It’s the latest critique of the passive-investing boom: Fresh academic research claims that the relentless flood of index-chasing cash on Wall Street is distorting stock prices and causing extreme market moves.
With assets in such exchange-traded funds now above $7.1 trillion in the US alone, a team from Goethe University in Frankfurt has published a paper arguing the frenzy is disrupting the natural investing order by spurring equity gyrations and blunting the role of company earnings on market prices, among other charges.
In so doing, the study adds fuel to familiar gripes about an allocation approach that’s been dubbed “worse than Marxism” and named a chief suspect in bubble-like valuations in US mega-cap stocks.
Industry champions strongly reject such claims, and the Goethe team acknowledges that the current literature is inconclusive. So they determined to find out how passive ETF ownership affects things like liquidity and the likelihood of extreme price moves.

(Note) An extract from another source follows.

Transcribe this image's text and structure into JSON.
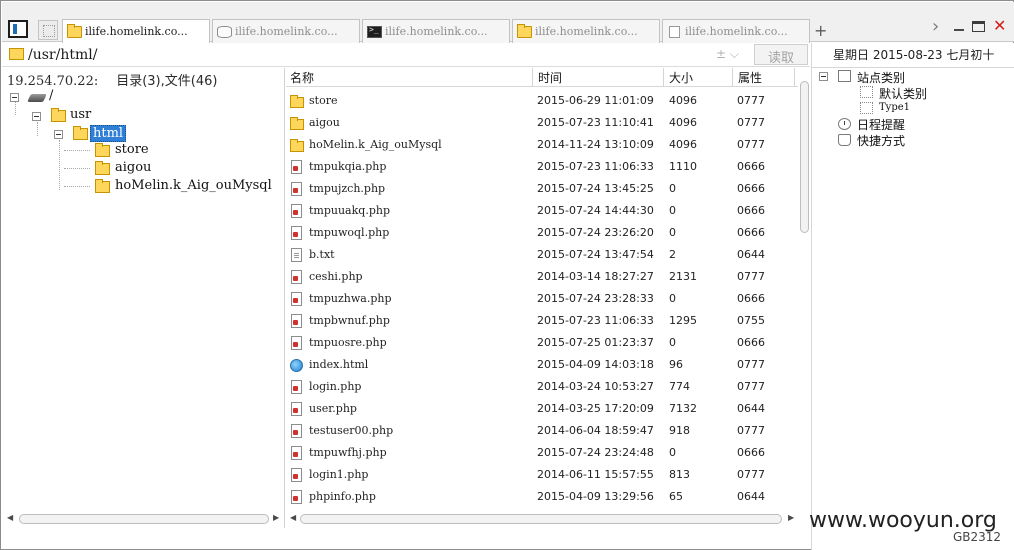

Using a sample that included 872 passive ETFs, all common US stocks, and ownership and return data spanning more than 20 years through to the end of 2021, the researchers concluded that higher passive ownership increases a stock’s bid-ask spread, its volatility and its sensitivity to broader market liquidity.